Publish date:

Community Health Hammered

Investors send the stock plunging to a 52-week low.

Community Health Systems'

(CYH) - Get Community Health Systems, Inc. Report

tough immune system finally gave out.

The rural hospital operator now suffers from the same bad-debt problems that have hurt its competitors for years. The company saw uninsured admissions surge and collection efforts falter in the latest quarter.

As a result, Community took a big charge to boost its reserves and saw its third-quarter earnings spiral by 81% to just $8.2 million in the process. Excluding the charge, the company reported third-quarter profits that met Wall Street expectations of 51 cents a share. However, fearing ongoing challenges, the company issued new guidance that fell well short of analyst forecasts.

Specifically, Community now expects to earn between $1.78 and $1.80 a share this year and between $2.30 and $2.38 a share next. Analysts were instead looking for profits of $2.21 a share and $2.55 a share for those periods, respectively.

Community's stock fell 5% Thursday to $32.79 after earlier hitting a 52-week low at $31.
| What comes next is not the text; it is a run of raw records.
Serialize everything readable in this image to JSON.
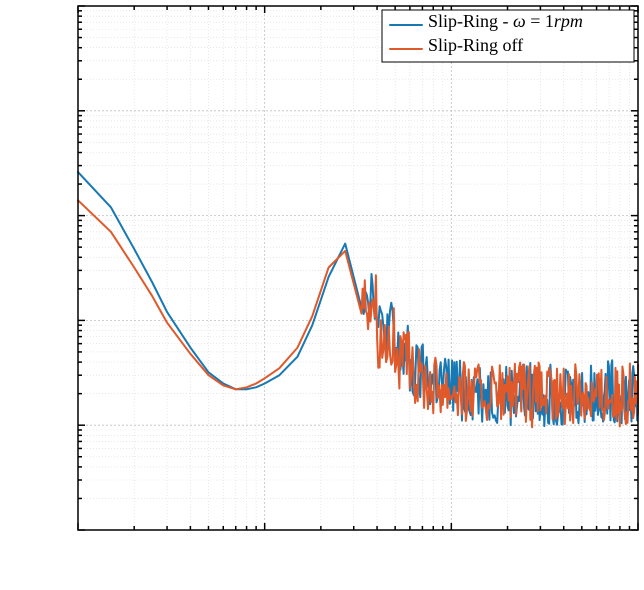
{
  "chart_data": {
    "type": "line",
    "xscale": "log",
    "yscale": "log",
    "xlim": [
      1,
      1000
    ],
    "ylim": [
      1,
      100000
    ],
    "title": "",
    "xlabel": "",
    "ylabel": "",
    "grid": true,
    "legend_position": "upper right",
    "series": [
      {
        "name": "Slip-Ring - ω = 1 rpm",
        "color": "#1778b3",
        "x": [
          1,
          1.5,
          2,
          2.5,
          3,
          4,
          5,
          6,
          7,
          8,
          9,
          10,
          12,
          15,
          18,
          22,
          27,
          33,
          40,
          50,
          60,
          75,
          90,
          110,
          130,
          160,
          200,
          240,
          280,
          330,
          400,
          480,
          560,
          650,
          750,
          870,
          1000
        ],
        "y": [
          2600,
          1200,
          480,
          230,
          120,
          55,
          32,
          25,
          22,
          22,
          23,
          25,
          30,
          45,
          90,
          260,
          540,
          200,
          80,
          45,
          30,
          26,
          24,
          22,
          21,
          20,
          19,
          20,
          19,
          20,
          21,
          19,
          20,
          21,
          20,
          19,
          20
        ],
        "noise_after_x": 30
      },
      {
        "name": "Slip-Ring off",
        "color": "#e0592b",
        "x": [
          1,
          1.5,
          2,
          2.5,
          3,
          4,
          5,
          6,
          7,
          8,
          9,
          10,
          12,
          15,
          18,
          22,
          27,
          33,
          40,
          50,
          60,
          75,
          90,
          110,
          130,
          160,
          200,
          240,
          280,
          330,
          400,
          480,
          560,
          650,
          750,
          870,
          1000
        ],
        "y": [
          1400,
          700,
          320,
          170,
          95,
          48,
          30,
          24,
          22,
          23,
          25,
          28,
          35,
          55,
          110,
          320,
          460,
          160,
          70,
          40,
          28,
          25,
          23,
          21,
          20,
          19,
          20,
          19,
          20,
          19,
          20,
          21,
          19,
          20,
          19,
          20,
          21
        ],
        "noise_after_x": 30
      }
    ]
  },
  "legend": {
    "items": [
      {
        "label_html": "Slip-Ring - <span class='it'>ω</span> = 1<span class='it'>rpm</span>",
        "plain": "Slip-Ring - ω = 1 rpm"
      },
      {
        "label_html": "Slip-Ring off",
        "plain": "Slip-Ring off"
      }
    ]
  }
}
On a bright note, Community continues to buck the industry's weak-admission trend. The company saw volumes climb 17% in the latest quarter, boosted primarily by recent acquisitions but helped as well by solid 2.6% growth in same-hospital admissions.

TheStreet Recommends
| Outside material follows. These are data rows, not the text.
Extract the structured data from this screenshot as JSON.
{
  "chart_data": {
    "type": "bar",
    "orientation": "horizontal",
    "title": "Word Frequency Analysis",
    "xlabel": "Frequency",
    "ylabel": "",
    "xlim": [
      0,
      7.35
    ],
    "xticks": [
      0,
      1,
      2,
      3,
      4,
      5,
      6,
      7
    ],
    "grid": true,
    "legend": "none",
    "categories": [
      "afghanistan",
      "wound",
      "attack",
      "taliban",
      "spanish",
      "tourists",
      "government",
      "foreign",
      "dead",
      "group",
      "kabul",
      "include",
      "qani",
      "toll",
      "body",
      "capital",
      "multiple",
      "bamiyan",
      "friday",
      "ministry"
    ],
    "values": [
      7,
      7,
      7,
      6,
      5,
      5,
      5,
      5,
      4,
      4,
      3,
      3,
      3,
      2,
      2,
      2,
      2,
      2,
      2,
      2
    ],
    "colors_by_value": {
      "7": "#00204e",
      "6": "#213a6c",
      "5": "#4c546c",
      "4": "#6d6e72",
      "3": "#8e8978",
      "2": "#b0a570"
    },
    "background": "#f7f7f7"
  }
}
Revenue, in turn, jumped 21% to $1.12 billion in the latest quarter, easily surpassing the $1.08 billion consensus estimate. Still, some of that revenue will never materialize, as bills for uninsured cases -- and even co-payments and deductibles -- continue to go unpaid.
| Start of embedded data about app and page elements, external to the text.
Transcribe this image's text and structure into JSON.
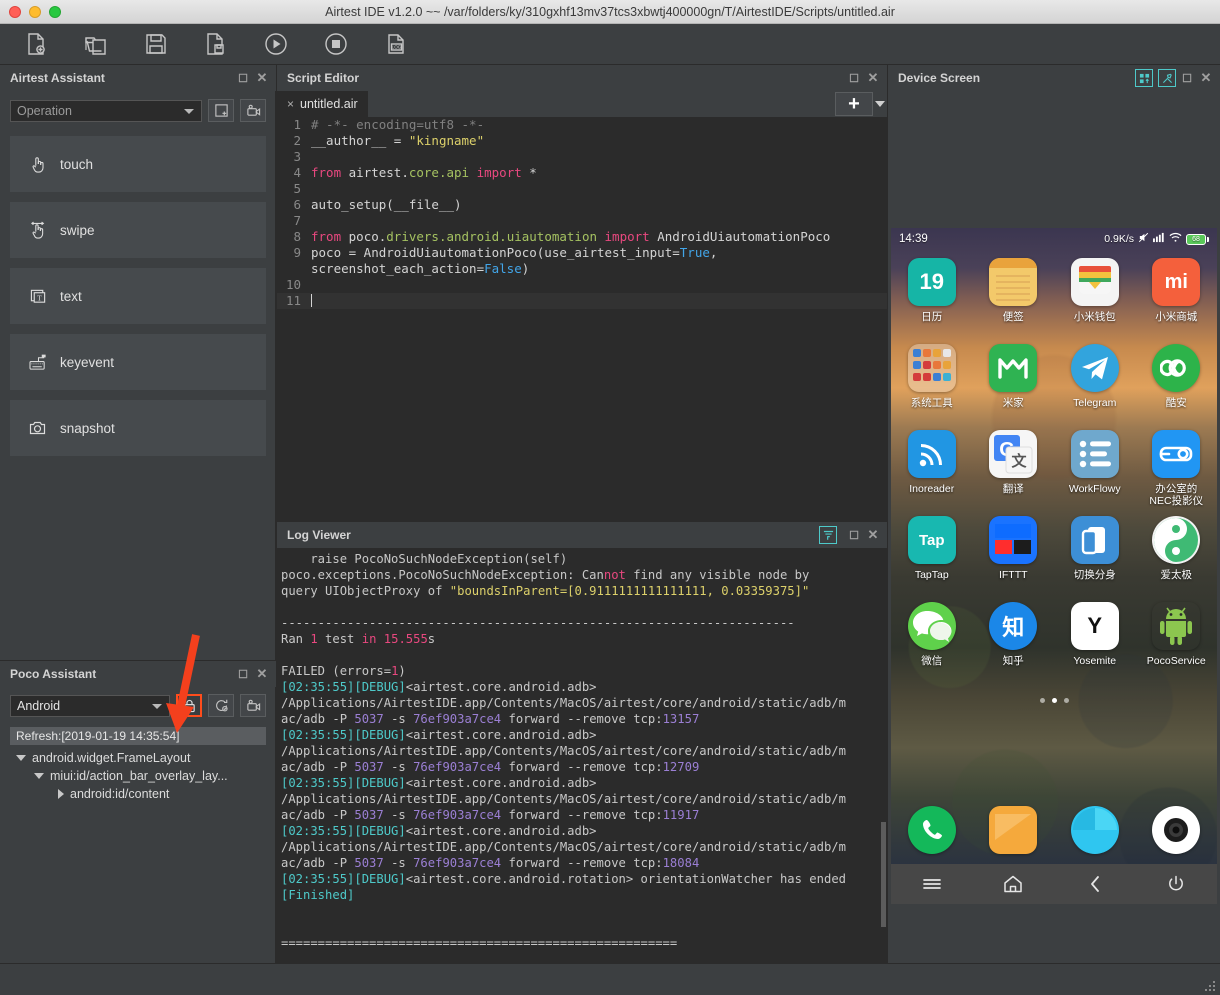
{
  "window": {
    "title": "Airtest IDE v1.2.0 ~~ /var/folders/ky/310gxhf13mv37tcs3xbwtj400000gn/T/AirtestIDE/Scripts/untitled.air"
  },
  "toolbar": {
    "buttons": [
      {
        "name": "new-script-button",
        "icon": "new-file-icon",
        "tooltip": "New Script"
      },
      {
        "name": "open-script-button",
        "icon": "open-folder-icon",
        "tooltip": "Open Script"
      },
      {
        "name": "save-script-button",
        "icon": "save-floppy-icon",
        "tooltip": "Save Script"
      },
      {
        "name": "save-as-button",
        "icon": "save-as-icon",
        "tooltip": "Save As"
      },
      {
        "name": "run-button",
        "icon": "play-circle-icon",
        "tooltip": "Run Script"
      },
      {
        "name": "stop-button",
        "icon": "stop-circle-icon",
        "tooltip": "Stop Script"
      },
      {
        "name": "view-log-button",
        "icon": "log-file-icon",
        "tooltip": "View Report"
      }
    ]
  },
  "airtest_assistant": {
    "title": "Airtest Assistant",
    "mode_select": {
      "value": "Operation"
    },
    "toolbar_buttons": [
      {
        "name": "screenshot-tool-button",
        "icon": "screenshot-icon"
      },
      {
        "name": "record-tool-button",
        "icon": "camera-record-icon"
      }
    ],
    "operations": [
      {
        "label": "touch",
        "icon": "touch-hand-icon"
      },
      {
        "label": "swipe",
        "icon": "swipe-hand-icon"
      },
      {
        "label": "text",
        "icon": "text-box-icon"
      },
      {
        "label": "keyevent",
        "icon": "keyboard-icon"
      },
      {
        "label": "snapshot",
        "icon": "camera-icon"
      }
    ]
  },
  "poco_assistant": {
    "title": "Poco Assistant",
    "mode_select": {
      "value": "Android"
    },
    "toolbar_buttons": [
      {
        "name": "lock-ui-tree-button",
        "icon": "lock-icon",
        "highlighted": true
      },
      {
        "name": "refresh-ui-tree-button",
        "icon": "refresh-icon",
        "highlighted": false
      },
      {
        "name": "record-poco-button",
        "icon": "camera-record-icon",
        "highlighted": false
      }
    ],
    "refresh_label": "Refresh:[2019-01-19 14:35:54]",
    "tree": [
      {
        "label": "android.widget.FrameLayout",
        "depth": 0,
        "expanded": true
      },
      {
        "label": "miui:id/action_bar_overlay_lay...",
        "depth": 1,
        "expanded": true
      },
      {
        "label": "android:id/content",
        "depth": 2,
        "expanded": false
      }
    ],
    "annotation": {
      "name": "red-arrow-annotation",
      "color": "#f4401d"
    }
  },
  "script_editor": {
    "title": "Script Editor",
    "tab": {
      "label": "untitled.air",
      "close": "×"
    },
    "add_tab_button": "+",
    "code_lines": [
      {
        "n": 1,
        "tokens": [
          {
            "t": "# -*- encoding=utf8 -*-",
            "c": "c-com"
          }
        ]
      },
      {
        "n": 2,
        "tokens": [
          {
            "t": "__author__ = ",
            "c": "c-def"
          },
          {
            "t": "\"kingname\"",
            "c": "c-str"
          }
        ]
      },
      {
        "n": 3,
        "tokens": []
      },
      {
        "n": 4,
        "tokens": [
          {
            "t": "from ",
            "c": "c-kw2"
          },
          {
            "t": "airtest.",
            "c": "c-def"
          },
          {
            "t": "core.api",
            "c": "c-attr"
          },
          {
            "t": " import ",
            "c": "c-kw2"
          },
          {
            "t": "*",
            "c": "c-def"
          }
        ]
      },
      {
        "n": 5,
        "tokens": []
      },
      {
        "n": 6,
        "tokens": [
          {
            "t": "auto_setup(__file__)",
            "c": "c-def"
          }
        ]
      },
      {
        "n": 7,
        "tokens": []
      },
      {
        "n": 8,
        "tokens": [
          {
            "t": "from ",
            "c": "c-kw2"
          },
          {
            "t": "poco.",
            "c": "c-def"
          },
          {
            "t": "drivers.android.uiautomation",
            "c": "c-attr"
          },
          {
            "t": " import ",
            "c": "c-kw2"
          },
          {
            "t": "AndroidUiautomationPoco",
            "c": "c-def"
          }
        ]
      },
      {
        "n": 9,
        "tokens": [
          {
            "t": "poco = AndroidUiautomationPoco(use_airtest_input=",
            "c": "c-def"
          },
          {
            "t": "True",
            "c": "c-blue"
          },
          {
            "t": ",",
            "c": "c-def"
          }
        ]
      },
      {
        "n": "",
        "tokens": [
          {
            "t": "screenshot_each_action=",
            "c": "c-def"
          },
          {
            "t": "False",
            "c": "c-blue"
          },
          {
            "t": ")",
            "c": "c-def"
          }
        ]
      },
      {
        "n": 10,
        "tokens": []
      },
      {
        "n": 11,
        "tokens": [],
        "current": true
      }
    ]
  },
  "log_viewer": {
    "title": "Log Viewer",
    "filter_button": {
      "name": "filter-button",
      "icon": "filter-funnel-icon"
    },
    "lines": [
      [
        {
          "t": "    raise PocoNoSuchNodeException(self)",
          "c": ""
        }
      ],
      [
        {
          "t": "poco.exceptions.PocoNoSuchNodeException: Can",
          "c": ""
        },
        {
          "t": "not",
          "c": "lg-pink"
        },
        {
          "t": " find any visible node by",
          "c": ""
        }
      ],
      [
        {
          "t": "query UIObjectProxy of ",
          "c": ""
        },
        {
          "t": "\"boundsInParent=[0.9111111111111111, 0.03359375]\"",
          "c": "lg-yellow"
        }
      ],
      [
        {
          "t": "",
          "c": ""
        }
      ],
      [
        {
          "t": "----------------------------------------------------------------------",
          "c": ""
        }
      ],
      [
        {
          "t": "Ran ",
          "c": ""
        },
        {
          "t": "1",
          "c": "lg-pink"
        },
        {
          "t": " test ",
          "c": ""
        },
        {
          "t": "in",
          "c": "lg-pink"
        },
        {
          "t": " ",
          "c": ""
        },
        {
          "t": "15.555",
          "c": "lg-pink"
        },
        {
          "t": "s",
          "c": ""
        }
      ],
      [
        {
          "t": "",
          "c": ""
        }
      ],
      [
        {
          "t": "FAILED (errors=",
          "c": ""
        },
        {
          "t": "1",
          "c": "lg-pink"
        },
        {
          "t": ")",
          "c": ""
        }
      ],
      [
        {
          "t": "[02:35:55][DEBUG]",
          "c": "lg-time"
        },
        {
          "t": "<airtest.core.android.adb>",
          "c": ""
        }
      ],
      [
        {
          "t": "/Applications/AirtestIDE.app/Contents/MacOS/airtest/core/android/static/adb/m",
          "c": ""
        }
      ],
      [
        {
          "t": "ac/adb -P ",
          "c": ""
        },
        {
          "t": "5037",
          "c": "lg-num"
        },
        {
          "t": " -s ",
          "c": ""
        },
        {
          "t": "76ef903a7ce4",
          "c": "lg-num"
        },
        {
          "t": " forward --remove tcp:",
          "c": ""
        },
        {
          "t": "13157",
          "c": "lg-num"
        }
      ],
      [
        {
          "t": "[02:35:55][DEBUG]",
          "c": "lg-time"
        },
        {
          "t": "<airtest.core.android.adb>",
          "c": ""
        }
      ],
      [
        {
          "t": "/Applications/AirtestIDE.app/Contents/MacOS/airtest/core/android/static/adb/m",
          "c": ""
        }
      ],
      [
        {
          "t": "ac/adb -P ",
          "c": ""
        },
        {
          "t": "5037",
          "c": "lg-num"
        },
        {
          "t": " -s ",
          "c": ""
        },
        {
          "t": "76ef903a7ce4",
          "c": "lg-num"
        },
        {
          "t": " forward --remove tcp:",
          "c": ""
        },
        {
          "t": "12709",
          "c": "lg-num"
        }
      ],
      [
        {
          "t": "[02:35:55][DEBUG]",
          "c": "lg-time"
        },
        {
          "t": "<airtest.core.android.adb>",
          "c": ""
        }
      ],
      [
        {
          "t": "/Applications/AirtestIDE.app/Contents/MacOS/airtest/core/android/static/adb/m",
          "c": ""
        }
      ],
      [
        {
          "t": "ac/adb -P ",
          "c": ""
        },
        {
          "t": "5037",
          "c": "lg-num"
        },
        {
          "t": " -s ",
          "c": ""
        },
        {
          "t": "76ef903a7ce4",
          "c": "lg-num"
        },
        {
          "t": " forward --remove tcp:",
          "c": ""
        },
        {
          "t": "11917",
          "c": "lg-num"
        }
      ],
      [
        {
          "t": "[02:35:55][DEBUG]",
          "c": "lg-time"
        },
        {
          "t": "<airtest.core.android.adb>",
          "c": ""
        }
      ],
      [
        {
          "t": "/Applications/AirtestIDE.app/Contents/MacOS/airtest/core/android/static/adb/m",
          "c": ""
        }
      ],
      [
        {
          "t": "ac/adb -P ",
          "c": ""
        },
        {
          "t": "5037",
          "c": "lg-num"
        },
        {
          "t": " -s ",
          "c": ""
        },
        {
          "t": "76ef903a7ce4",
          "c": "lg-num"
        },
        {
          "t": " forward --remove tcp:",
          "c": ""
        },
        {
          "t": "18084",
          "c": "lg-num"
        }
      ],
      [
        {
          "t": "[02:35:55][DEBUG]",
          "c": "lg-time"
        },
        {
          "t": "<airtest.core.android.rotation> orientationWatcher has ended",
          "c": ""
        }
      ],
      [
        {
          "t": "[Finished]",
          "c": "lg-time"
        }
      ],
      [
        {
          "t": "",
          "c": ""
        }
      ],
      [
        {
          "t": "",
          "c": ""
        }
      ],
      [
        {
          "t": "======================================================",
          "c": ""
        }
      ]
    ]
  },
  "device_screen": {
    "title": "Device Screen",
    "toolbar_buttons": [
      {
        "name": "device-layout-button",
        "icon": "grid-arrow-icon"
      },
      {
        "name": "device-tools-button",
        "icon": "tools-icon"
      }
    ],
    "status_bar": {
      "time": "14:39",
      "network_speed": "0.9K/s",
      "icons": [
        "mute-icon",
        "signal-icon",
        "wifi-icon",
        "battery-icon"
      ],
      "battery_level": "68"
    },
    "home_rows": [
      [
        {
          "label": "日历",
          "icon": "calendar-icon",
          "glyph": "19",
          "bg": "#16b5a6",
          "shape": "sq",
          "fg": "#ffffff"
        },
        {
          "label": "便签",
          "icon": "notes-icon",
          "glyph": "",
          "bg": "#f3c96a",
          "shape": "sq",
          "fg": "#ffffff"
        },
        {
          "label": "小米钱包",
          "icon": "mi-wallet-icon",
          "glyph": "",
          "bg": "#f4f4f4",
          "shape": "sq",
          "fg": "#333333"
        },
        {
          "label": "小米商城",
          "icon": "mi-store-icon",
          "glyph": "mi",
          "bg": "#f4603c",
          "shape": "sq",
          "fg": "#ffffff"
        }
      ],
      [
        {
          "label": "系统工具",
          "icon": "system-tools-folder-icon",
          "glyph": "",
          "bg": "rgba(255,255,255,0.30)",
          "shape": "sq",
          "fg": "#ffffff"
        },
        {
          "label": "米家",
          "icon": "mijia-icon",
          "glyph": "",
          "bg": "#2fb352",
          "shape": "sq",
          "fg": "#ffffff"
        },
        {
          "label": "Telegram",
          "icon": "telegram-icon",
          "glyph": "",
          "bg": "#32a4dd",
          "shape": "round",
          "fg": "#ffffff"
        },
        {
          "label": "酷安",
          "icon": "coolapk-icon",
          "glyph": "",
          "bg": "#2db34a",
          "shape": "round",
          "fg": "#ffffff"
        }
      ],
      [
        {
          "label": "Inoreader",
          "icon": "inoreader-icon",
          "glyph": "",
          "bg": "#2196e3",
          "shape": "sq",
          "fg": "#ffffff"
        },
        {
          "label": "翻译",
          "icon": "google-translate-icon",
          "glyph": "G",
          "bg": "#f6f6f6",
          "shape": "sq",
          "fg": "#4285f4"
        },
        {
          "label": "WorkFlowy",
          "icon": "workflowy-icon",
          "glyph": "",
          "bg": "#6fa8cd",
          "shape": "sq",
          "fg": "#ffffff"
        },
        {
          "label": "办公室的\nNEC投影仪",
          "icon": "projector-shortcut-icon",
          "glyph": "",
          "bg": "#2196f3",
          "shape": "sq",
          "fg": "#ffffff"
        }
      ],
      [
        {
          "label": "TapTap",
          "icon": "taptap-icon",
          "glyph": "Tap",
          "bg": "#18b8b0",
          "shape": "sq",
          "fg": "#ffffff"
        },
        {
          "label": "IFTTT",
          "icon": "ifttt-icon",
          "glyph": "",
          "bg": "#1a73ff",
          "shape": "sq",
          "fg": "#ffffff"
        },
        {
          "label": "切换分身",
          "icon": "second-space-icon",
          "glyph": "",
          "bg": "#3d8fd6",
          "shape": "sq",
          "fg": "#ffffff"
        },
        {
          "label": "爱太极",
          "icon": "aitaiji-icon",
          "glyph": "",
          "bg": "#f2f2f2",
          "shape": "round",
          "fg": "#2fb36a"
        }
      ],
      [
        {
          "label": "微信",
          "icon": "wechat-icon",
          "glyph": "",
          "bg": "#5fd14b",
          "shape": "round",
          "fg": "#ffffff"
        },
        {
          "label": "知乎",
          "icon": "zhihu-icon",
          "glyph": "知",
          "bg": "#1b87e8",
          "shape": "round",
          "fg": "#ffffff"
        },
        {
          "label": "Yosemite",
          "icon": "yosemite-icon",
          "glyph": "Y",
          "bg": "#ffffff",
          "shape": "sq",
          "fg": "#111111"
        },
        {
          "label": "PocoService",
          "icon": "android-robot-icon",
          "glyph": "",
          "bg": "transparent",
          "shape": "sq",
          "fg": "#8cc64f"
        }
      ]
    ],
    "page_dots": {
      "count": 3,
      "active": 1
    },
    "dock": [
      {
        "label": "",
        "icon": "phone-icon",
        "bg": "#14b85a",
        "shape": "round",
        "fg": "#ffffff"
      },
      {
        "label": "",
        "icon": "messages-icon",
        "bg": "#f5a93c",
        "shape": "sq",
        "fg": "#ffffff"
      },
      {
        "label": "",
        "icon": "browser-icon",
        "bg": "#2fc6f0",
        "shape": "round",
        "fg": "#ffffff"
      },
      {
        "label": "",
        "icon": "camera-icon",
        "bg": "#ffffff",
        "shape": "round",
        "fg": "#1a1a1a"
      }
    ],
    "nav_bar": [
      {
        "name": "nav-menu-button",
        "icon": "menu-icon"
      },
      {
        "name": "nav-home-button",
        "icon": "home-icon"
      },
      {
        "name": "nav-back-button",
        "icon": "back-chevron-icon"
      },
      {
        "name": "nav-power-button",
        "icon": "power-icon"
      }
    ]
  },
  "colors": {
    "panel_bg": "#3c3f41",
    "editor_bg": "#2b2b2b",
    "accent_teal": "#4ec9c9",
    "annotation_red": "#f4401d"
  }
}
Community blamed broad economic trends for the development and promised to change its reserve methodology in response.

"The company believes that the increase in self-pay accounts is a result of current economic trends, including an increase in the number of uninsured patients, reduced enrollment under Medicaid programs such as Tenncare and higher deductibles and co-payments for patients with insurance," Community explained on Wednesday. "The company believes

its change in methodology provides a better approach to reflect changes in payor mix and historical collection patterns and to respond to changes in trends."

Most hospital companies adopted such changes long ago. Until now, however, Community seemed somewhat immune to the intensifying bad-debt problem.

Indeed, some analysts have been recommending Community alone as the only safe name in the hospital group.

But Cowen analyst Kemp Dolliver stopped doing so on Thursday. Before, Dolliver had assumed that Community's favorable geographic mix -- which lessens the company's exposure to uninsured patients -- would help keep bad-debt expenses under control. But the company has clearly run into familiar collection problems nonetheless.

Dolliver has cut his rating on the company's stock from outperform to neutral as a result.

"While enrollment cuts in Tennessee's Tenncare program are a significant factor here, similar trends have emerged in Laredo, Texas, and economies impacted by last year's hurricanes," explained Dolliver, whose firm seeks to do business with the companies it covers. "We cannot support an outperform rating in light of these developments. As we have seen with Community's peers, the problem likely will deteriorate."